In 1982 an apparently dormant volcano called El Chichón in Chiapas, Mexico produced three Plinian eruptions that killed at least 1,900 people living near the volcano and left a countless number of people injured with severe burns. Due to the proportions of the catastrophe, lack of health professionals and adequate medication, the people in Chiapas turned to Tepezcohuite to treat the burn victims. In 1984, only 2 years after the El Chinchon volcano eruption, another disaster struck Mexico. The explosion of a gas plant in San Juan Ixhuatepec plant killed more than 500 people and left another 5000 to 7000 people with severe burns. Due to the success of Tepezcohuite in treating the burn victims from the volcano disaster 2 years back, the Red Cross suggested that the bark of the Mimosa hostilis tree should be used on the burn victim’s wounds. The results amazed the doctors and the international press reported Tepezcohuite’s successful use in the treatment of the victims.

In 1985 after the Mexico City earthquake, Mimosa hostilis was once again used successfully to treat burn victims from the fires that resulted from the earthquake, resulting in a significant decline in the death rate of those affected by the fires. Due to its overwhelming success as a natural remedy with powerful healing properties, mimosa hostilis was extensively studied after the Mexican disasters.

Phytochemistry of Mimosa hostilis

Mimosa hostilis bark has been found to contain several saponins like triterpene saponins (mimonosides A, B, and C) and steroid saponins (3-O-β-D-glucopyranosyl-stigmasterol, 3-O-β-D-glucopyranosyl-β-sitosterol and 3-O-β-D-glucopyranosyl-campesterol) Studies suggest these compounds are clearly bioactive (Jiang, 1991)

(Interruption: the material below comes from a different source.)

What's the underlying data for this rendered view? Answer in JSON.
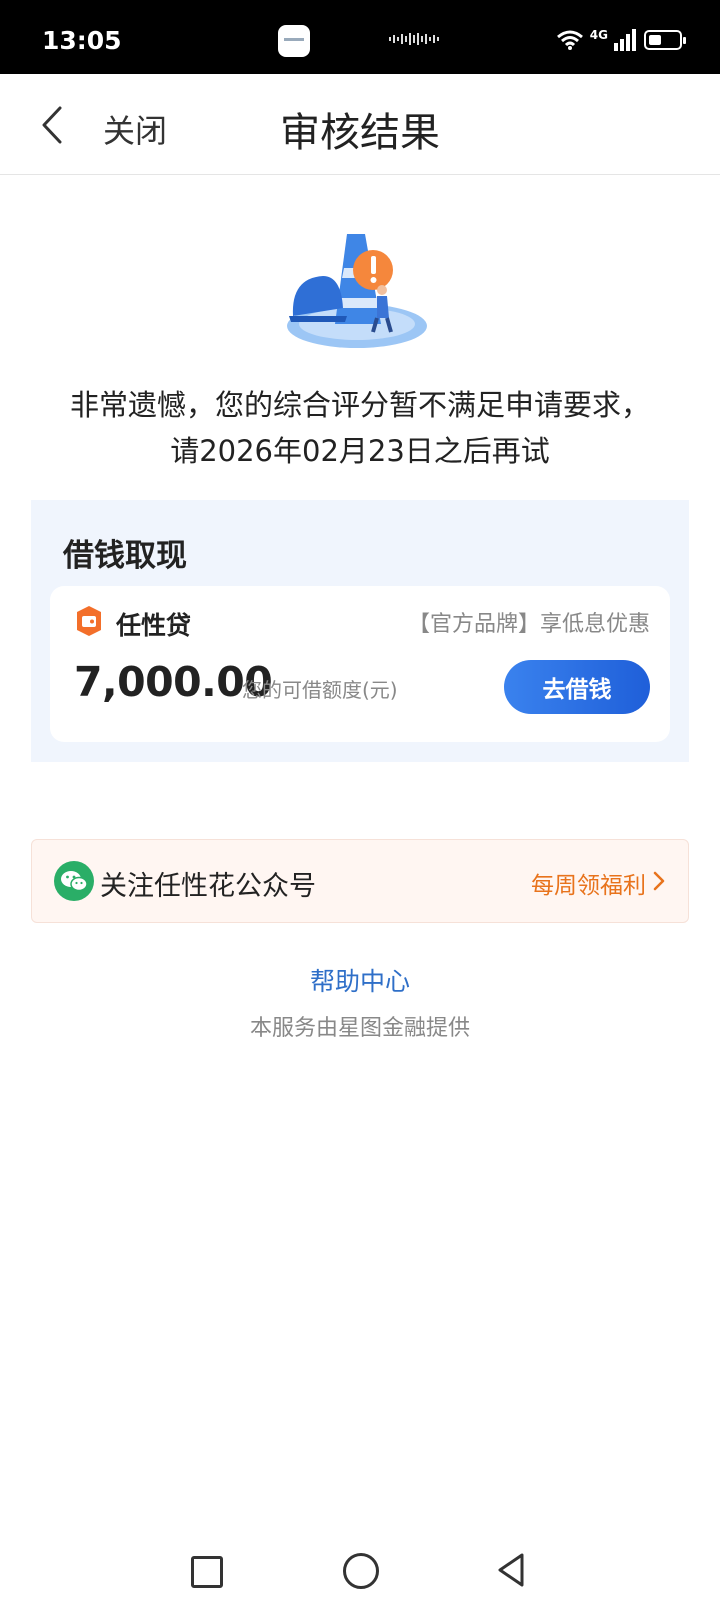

Mimosa hostilis bark also conatins stigmasterol, campesterol, lupeol, and β-sitosterol. It also contains copious amounts of calcium oxalate crystals and a great deal of starch and tannins which makes it so useful as a natural dyeing agent. (Anton et al. 1993)

Also, some novel chalcones have been found in the mimosa bark and were named kukulkanins, after the Mayan deity Kukulcan (“feathered serpent”) (Dominguez et al. 1989).

Mimosa hostilis uses

For its traditional use in South America, the trunk and the root bark are pulverized and the Mimosa hostilis powder is applied topically on the skin.

It produces analgesic effects that last for two to three hours and clearly shortens the regeneration period of the epidermis. The bark also appears to have a stimulating effect on the immune system (Anton et al. 1993) The leaves and stem bark are boiled (decocted) in water and applied externally as a washing agent against skin ulcers as well as to treat vaginal infections (Mendoza-Castelán and Lugo-Pérez, 2011; de Fatima et al., 2007), In some cases, the Mimosa hostilis powder is mixed with Aloe Vera gel in order to improve its effectiveness, especially in first-degree burns (Adame J, 2000)

Mimosa hostilis is also traditionally used against coughs and bronchitis, a handful of stem-bark and leaves are decocted in a liter of water to make a tea or syrup that is taken until the symptoms abate (Cruz et al., 2016; Mors et al., 2002),

In Mexico it’s common to see capsules containing the powdered tree bark being sold in markets for the treatment of gastrointestinal ulcers. However, there are no known clinical trials to access its safety or effectiveness.

Aside from the well-known anti-microbial, anti-fungal and wound healing properties of Mimosa